Could you find each line of the data below that contains the word "name" and copy those lines?
____ Working data
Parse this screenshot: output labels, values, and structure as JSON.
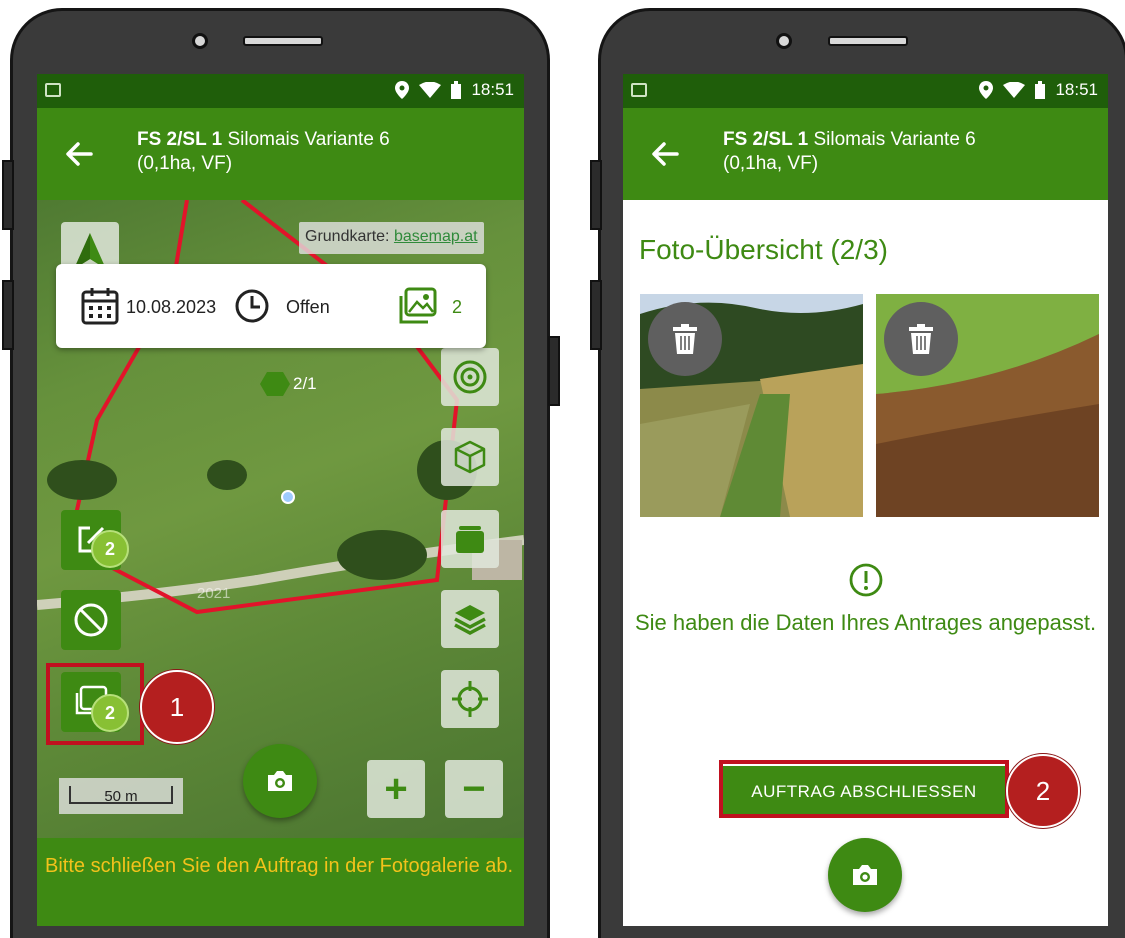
{
  "left": {
    "status": {
      "time": "18:51"
    },
    "appbar": {
      "title_bold": "FS 2/SL 1",
      "title_rest": " Silomais Variante 6",
      "subtitle": "(0,1ha,  VF)"
    },
    "map": {
      "attribution_label": "Grundkarte: ",
      "attribution_link": "basemap.at",
      "field_label": "2/1",
      "year_label": "2021",
      "scale_label": "50 m"
    },
    "info_card": {
      "date": "10.08.2023",
      "status": "Offen",
      "photo_count": "2"
    },
    "badges": {
      "edit": "2",
      "gallery": "2"
    },
    "zoom_in": "+",
    "zoom_out": "−",
    "banner": "Bitte schließen Sie den Auftrag in der Fotogalerie ab.",
    "annotation": "1"
  },
  "right": {
    "status": {
      "time": "18:51"
    },
    "appbar": {
      "title_bold": "FS 2/SL 1",
      "title_rest": " Silomais Variante 6",
      "subtitle": "(0,1ha,  VF)"
    },
    "heading": "Foto-Übersicht (2/3)",
    "message": "Sie haben die Daten Ihres Antrages angepasst.",
    "button": "AUFTRAG ABSCHLIESSEN",
    "annotation": "2"
  },
  "colors": {
    "brand": "#3e8a13",
    "status_bar": "#1f5e0a",
    "accent_red": "#c0111f",
    "warning_text": "#f3c21b"
  },
  "icons": [
    "arrow-left-icon",
    "image-icon",
    "location-pin-icon",
    "wifi-icon",
    "battery-icon",
    "calendar-icon",
    "clock-icon",
    "gallery-icon",
    "navigation-arrow-icon",
    "target-icon",
    "cube-icon",
    "layers-icon",
    "stack-icon",
    "crosshair-icon",
    "edit-icon",
    "forbidden-icon",
    "camera-icon",
    "trash-icon",
    "exclamation-icon"
  ]
}
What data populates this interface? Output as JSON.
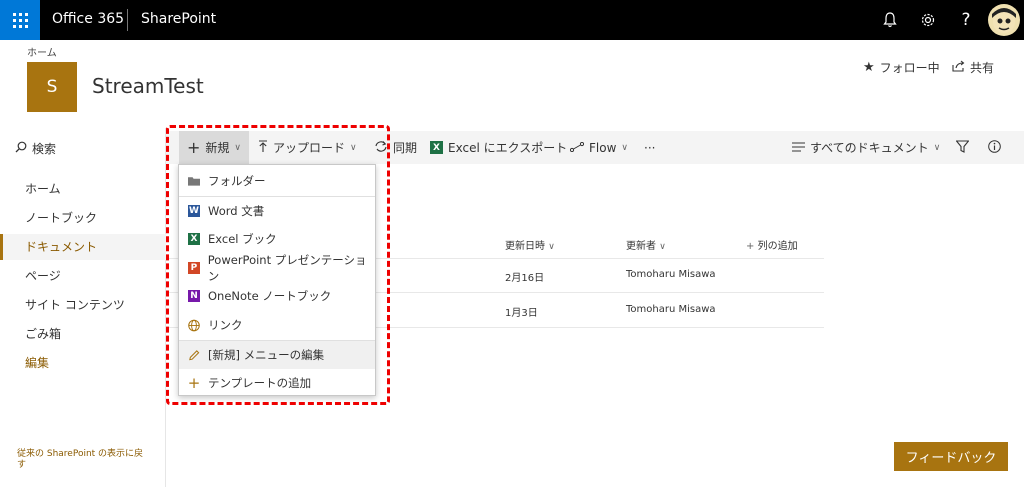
{
  "topbar": {
    "brand": "Office 365",
    "app": "SharePoint",
    "icons": [
      "bell-icon",
      "gear-icon",
      "help-icon"
    ]
  },
  "site": {
    "breadcrumb": "ホーム",
    "logo_letter": "S",
    "title": "StreamTest",
    "follow_label": "フォロー中",
    "share_label": "共有"
  },
  "leftnav": {
    "search": "検索",
    "items": [
      {
        "label": "ホーム"
      },
      {
        "label": "ノートブック"
      },
      {
        "label": "ドキュメント"
      },
      {
        "label": "ページ"
      },
      {
        "label": "サイト コンテンツ"
      },
      {
        "label": "ごみ箱"
      },
      {
        "label": "編集"
      }
    ],
    "footer": "従来の SharePoint の表示に戻す"
  },
  "commandbar": {
    "new": "新規",
    "upload": "アップロード",
    "sync": "同期",
    "export": "Excel にエクスポート",
    "flow": "Flow",
    "more": "···",
    "view": "すべてのドキュメント"
  },
  "list": {
    "columns": {
      "modified": "更新日時",
      "modified_by": "更新者",
      "add_column": "列の追加"
    },
    "rows": [
      {
        "modified": "2月16日",
        "modified_by": "Tomoharu Misawa"
      },
      {
        "modified": "1月3日",
        "modified_by": "Tomoharu Misawa"
      }
    ]
  },
  "new_menu": {
    "items": [
      {
        "label": "フォルダー",
        "icon": "folder-icon"
      },
      {
        "label": "Word 文書",
        "icon": "word-icon"
      },
      {
        "label": "Excel ブック",
        "icon": "excel-icon"
      },
      {
        "label": "PowerPoint プレゼンテーション",
        "icon": "powerpoint-icon"
      },
      {
        "label": "OneNote ノートブック",
        "icon": "onenote-icon"
      },
      {
        "label": "リンク",
        "icon": "globe-icon"
      },
      {
        "label": "[新規] メニューの編集",
        "icon": "pencil-icon"
      },
      {
        "label": "テンプレートの追加",
        "icon": "plus-icon"
      }
    ]
  },
  "feedback": "フィードバック",
  "colors": {
    "accent": "#a87410",
    "topbar": "#000000",
    "waffle": "#0078d7",
    "highlight": "#e00000"
  }
}
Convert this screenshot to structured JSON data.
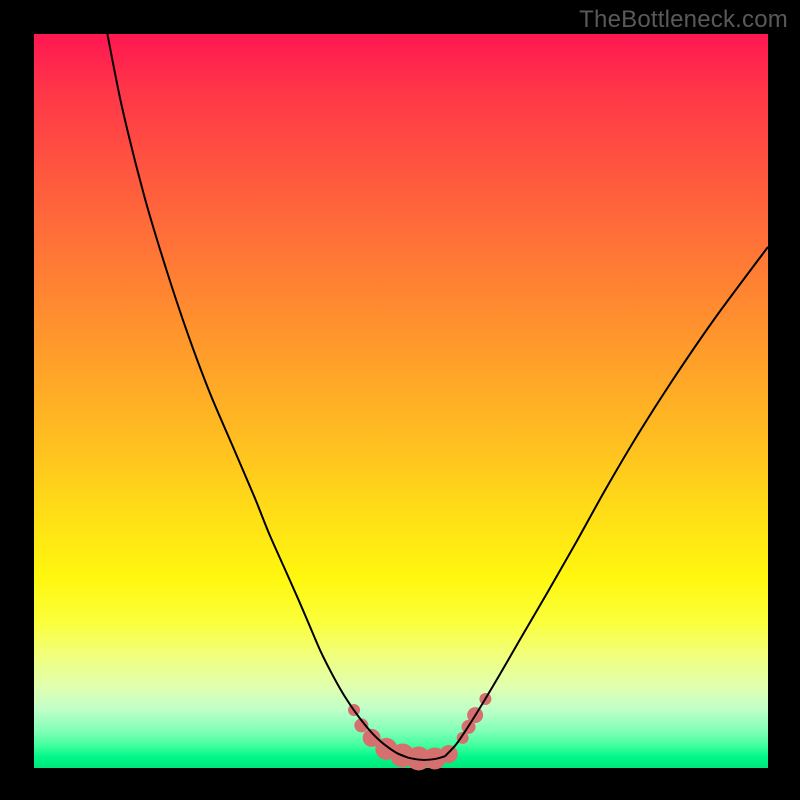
{
  "watermark": "TheBottleneck.com",
  "colors": {
    "background": "#000000",
    "curve_stroke": "#000000",
    "marker_fill": "#d6706f",
    "gradient": [
      "#ff1752",
      "#ff3748",
      "#ff5a3e",
      "#ff7c34",
      "#ff9e2a",
      "#ffc020",
      "#ffe016",
      "#fff70f",
      "#fbff3a",
      "#f0ff80",
      "#e0ffb0",
      "#c0ffc8",
      "#80ffb8",
      "#40ff9d",
      "#00f789",
      "#00e77a"
    ]
  },
  "chart_data": {
    "type": "line",
    "title": "",
    "xlabel": "",
    "ylabel": "",
    "xlim": [
      0,
      100
    ],
    "ylim": [
      0,
      100
    ],
    "series": [
      {
        "name": "left-curve",
        "x": [
          10,
          12,
          15,
          18,
          21,
          24,
          27,
          30,
          32,
          34,
          36,
          37.5,
          39,
          40.5,
          42,
          43.5,
          45,
          46.5,
          48,
          49.5,
          51
        ],
        "y": [
          100,
          90,
          78,
          68,
          59,
          51,
          44,
          37,
          32,
          27.5,
          23,
          19.5,
          16,
          13,
          10.3,
          8,
          6,
          4.3,
          3,
          2,
          1.4
        ]
      },
      {
        "name": "valley-floor",
        "x": [
          51,
          52,
          53,
          54,
          55,
          56
        ],
        "y": [
          1.4,
          1.2,
          1.1,
          1.15,
          1.3,
          1.6
        ]
      },
      {
        "name": "right-curve",
        "x": [
          56,
          57.5,
          59,
          61,
          63.5,
          66.5,
          70,
          74,
          78,
          82.5,
          87.5,
          93,
          100
        ],
        "y": [
          1.6,
          3.2,
          5.4,
          8.6,
          12.8,
          18,
          24,
          31,
          38.2,
          45.8,
          53.6,
          61.6,
          71
        ]
      }
    ],
    "markers": [
      {
        "x": 43.6,
        "y": 7.9,
        "r": 6
      },
      {
        "x": 44.6,
        "y": 5.8,
        "r": 7
      },
      {
        "x": 46.0,
        "y": 4.1,
        "r": 9
      },
      {
        "x": 48.0,
        "y": 2.6,
        "r": 11
      },
      {
        "x": 50.2,
        "y": 1.7,
        "r": 12
      },
      {
        "x": 52.4,
        "y": 1.3,
        "r": 12
      },
      {
        "x": 54.6,
        "y": 1.3,
        "r": 11
      },
      {
        "x": 56.5,
        "y": 1.9,
        "r": 9
      },
      {
        "x": 58.4,
        "y": 4.1,
        "r": 6
      },
      {
        "x": 59.2,
        "y": 5.6,
        "r": 7
      },
      {
        "x": 60.1,
        "y": 7.2,
        "r": 8
      },
      {
        "x": 61.5,
        "y": 9.4,
        "r": 6
      }
    ]
  }
}
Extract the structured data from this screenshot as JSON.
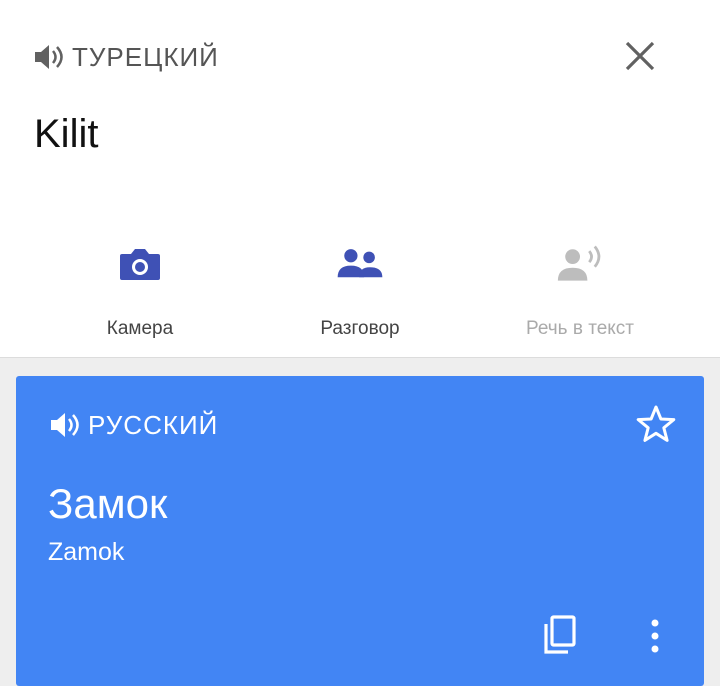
{
  "source": {
    "language": "ТУРЕЦКИЙ",
    "text": "Kilit"
  },
  "tools": [
    {
      "label": "Камера",
      "icon": "camera-icon",
      "enabled": true
    },
    {
      "label": "Разговор",
      "icon": "conversation-icon",
      "enabled": true
    },
    {
      "label": "Речь в текст",
      "icon": "speech-to-text-icon",
      "enabled": false
    }
  ],
  "result": {
    "language": "РУССКИЙ",
    "translation": "Замок",
    "transliteration": "Zamok"
  },
  "colors": {
    "accent": "#3f51b5",
    "card": "#4285f4",
    "disabled": "#bdbdbd",
    "icon_gray": "#616161"
  }
}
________
| Solution |
        "name": "left-curve",
        "name": "valley-floor",
        "name": "right-curve",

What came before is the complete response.